INPUT MATERIAL –

BEGIN

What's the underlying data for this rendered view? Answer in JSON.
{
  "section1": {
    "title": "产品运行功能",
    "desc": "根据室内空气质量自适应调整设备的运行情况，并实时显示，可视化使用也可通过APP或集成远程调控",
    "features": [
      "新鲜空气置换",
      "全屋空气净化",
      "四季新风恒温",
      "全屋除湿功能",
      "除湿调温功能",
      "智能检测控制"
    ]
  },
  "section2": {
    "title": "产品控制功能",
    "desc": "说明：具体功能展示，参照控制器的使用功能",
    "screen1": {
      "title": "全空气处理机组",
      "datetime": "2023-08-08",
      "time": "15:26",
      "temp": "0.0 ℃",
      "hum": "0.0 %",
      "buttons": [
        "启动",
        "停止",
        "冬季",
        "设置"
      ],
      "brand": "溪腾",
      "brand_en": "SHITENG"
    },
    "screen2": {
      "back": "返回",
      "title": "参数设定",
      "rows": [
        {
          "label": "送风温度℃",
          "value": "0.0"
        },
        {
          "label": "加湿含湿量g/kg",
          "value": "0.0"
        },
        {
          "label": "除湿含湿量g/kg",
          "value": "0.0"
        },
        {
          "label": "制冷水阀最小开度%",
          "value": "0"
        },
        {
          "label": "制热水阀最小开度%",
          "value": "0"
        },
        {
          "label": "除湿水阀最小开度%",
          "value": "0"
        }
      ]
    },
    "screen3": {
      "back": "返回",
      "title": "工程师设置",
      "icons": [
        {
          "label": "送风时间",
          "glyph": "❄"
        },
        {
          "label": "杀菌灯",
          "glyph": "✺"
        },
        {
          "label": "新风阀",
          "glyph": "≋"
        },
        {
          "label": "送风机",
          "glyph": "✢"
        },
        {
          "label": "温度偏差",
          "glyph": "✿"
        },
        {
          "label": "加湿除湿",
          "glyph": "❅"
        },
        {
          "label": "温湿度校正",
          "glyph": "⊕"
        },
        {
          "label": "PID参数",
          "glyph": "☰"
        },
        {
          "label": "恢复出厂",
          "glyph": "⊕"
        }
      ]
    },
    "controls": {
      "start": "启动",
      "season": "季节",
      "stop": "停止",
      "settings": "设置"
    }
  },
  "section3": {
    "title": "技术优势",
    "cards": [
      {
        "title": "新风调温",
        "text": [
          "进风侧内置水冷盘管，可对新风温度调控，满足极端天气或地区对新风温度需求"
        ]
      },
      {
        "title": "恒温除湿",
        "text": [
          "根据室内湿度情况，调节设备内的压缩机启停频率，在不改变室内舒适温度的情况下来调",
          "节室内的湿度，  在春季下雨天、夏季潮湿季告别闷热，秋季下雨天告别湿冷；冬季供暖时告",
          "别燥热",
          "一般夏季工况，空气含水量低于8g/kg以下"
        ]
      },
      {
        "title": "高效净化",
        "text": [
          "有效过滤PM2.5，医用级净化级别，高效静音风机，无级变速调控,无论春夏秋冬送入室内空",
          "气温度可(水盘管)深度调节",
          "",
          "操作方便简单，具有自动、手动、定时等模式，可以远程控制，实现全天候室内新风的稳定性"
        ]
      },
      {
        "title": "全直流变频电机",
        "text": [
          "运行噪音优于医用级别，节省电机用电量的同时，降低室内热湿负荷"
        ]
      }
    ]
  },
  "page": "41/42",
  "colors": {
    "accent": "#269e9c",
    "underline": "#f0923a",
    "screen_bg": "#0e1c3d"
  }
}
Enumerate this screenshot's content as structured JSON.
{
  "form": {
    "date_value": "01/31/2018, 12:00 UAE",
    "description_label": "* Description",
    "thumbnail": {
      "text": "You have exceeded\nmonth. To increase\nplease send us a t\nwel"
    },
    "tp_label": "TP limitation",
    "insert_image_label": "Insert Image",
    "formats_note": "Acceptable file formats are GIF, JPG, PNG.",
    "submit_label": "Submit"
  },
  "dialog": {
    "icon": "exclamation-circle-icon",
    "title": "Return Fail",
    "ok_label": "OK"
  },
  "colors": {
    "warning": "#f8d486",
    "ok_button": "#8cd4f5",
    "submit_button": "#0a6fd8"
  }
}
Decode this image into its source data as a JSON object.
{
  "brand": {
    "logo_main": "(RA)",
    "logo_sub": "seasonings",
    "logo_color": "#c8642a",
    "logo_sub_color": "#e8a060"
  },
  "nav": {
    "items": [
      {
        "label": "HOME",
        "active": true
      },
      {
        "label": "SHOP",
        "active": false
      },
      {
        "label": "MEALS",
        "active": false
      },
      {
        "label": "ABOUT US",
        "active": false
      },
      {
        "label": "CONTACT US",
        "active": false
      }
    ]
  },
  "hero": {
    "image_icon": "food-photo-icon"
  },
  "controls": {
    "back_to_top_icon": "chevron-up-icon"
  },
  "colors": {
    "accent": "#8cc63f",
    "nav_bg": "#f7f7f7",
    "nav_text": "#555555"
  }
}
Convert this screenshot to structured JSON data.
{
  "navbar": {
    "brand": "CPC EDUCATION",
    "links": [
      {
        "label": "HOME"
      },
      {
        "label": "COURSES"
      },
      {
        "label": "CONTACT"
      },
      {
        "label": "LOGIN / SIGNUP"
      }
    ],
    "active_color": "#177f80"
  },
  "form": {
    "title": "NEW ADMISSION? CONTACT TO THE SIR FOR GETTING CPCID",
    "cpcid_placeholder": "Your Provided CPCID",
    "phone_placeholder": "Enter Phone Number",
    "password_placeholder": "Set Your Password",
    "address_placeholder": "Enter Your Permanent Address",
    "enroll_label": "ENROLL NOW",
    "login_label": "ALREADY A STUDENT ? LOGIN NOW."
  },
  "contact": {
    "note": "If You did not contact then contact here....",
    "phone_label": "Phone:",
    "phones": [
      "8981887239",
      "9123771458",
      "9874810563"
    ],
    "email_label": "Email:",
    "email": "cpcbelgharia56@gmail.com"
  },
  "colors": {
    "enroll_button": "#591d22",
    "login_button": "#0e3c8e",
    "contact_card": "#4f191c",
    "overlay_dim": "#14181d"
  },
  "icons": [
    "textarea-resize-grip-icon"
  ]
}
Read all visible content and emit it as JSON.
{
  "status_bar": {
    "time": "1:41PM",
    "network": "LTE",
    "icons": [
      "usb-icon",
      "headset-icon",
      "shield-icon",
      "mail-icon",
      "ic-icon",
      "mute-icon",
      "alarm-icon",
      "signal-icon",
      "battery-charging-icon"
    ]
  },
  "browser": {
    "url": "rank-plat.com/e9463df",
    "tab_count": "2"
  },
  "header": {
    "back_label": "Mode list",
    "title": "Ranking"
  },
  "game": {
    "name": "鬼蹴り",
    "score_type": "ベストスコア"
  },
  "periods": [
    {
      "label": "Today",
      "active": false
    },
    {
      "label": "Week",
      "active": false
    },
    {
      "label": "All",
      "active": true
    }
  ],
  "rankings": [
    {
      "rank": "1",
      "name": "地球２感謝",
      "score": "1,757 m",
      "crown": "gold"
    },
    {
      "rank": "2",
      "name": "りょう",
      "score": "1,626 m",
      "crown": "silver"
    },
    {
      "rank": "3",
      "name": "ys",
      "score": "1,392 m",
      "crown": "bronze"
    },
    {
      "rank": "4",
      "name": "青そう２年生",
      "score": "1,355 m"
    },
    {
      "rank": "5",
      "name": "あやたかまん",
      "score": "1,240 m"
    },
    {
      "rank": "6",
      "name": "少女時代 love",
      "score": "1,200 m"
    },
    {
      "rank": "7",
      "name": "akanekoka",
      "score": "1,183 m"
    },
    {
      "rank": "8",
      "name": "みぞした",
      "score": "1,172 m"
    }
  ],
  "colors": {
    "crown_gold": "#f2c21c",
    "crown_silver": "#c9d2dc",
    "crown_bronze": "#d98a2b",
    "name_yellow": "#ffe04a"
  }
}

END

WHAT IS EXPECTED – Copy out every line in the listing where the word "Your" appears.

SOLUTION –
    "cpcid_placeholder": "Your Provided CPCID",
    "password_placeholder": "Set Your Password",
    "address_placeholder": "Enter Your Permanent Address",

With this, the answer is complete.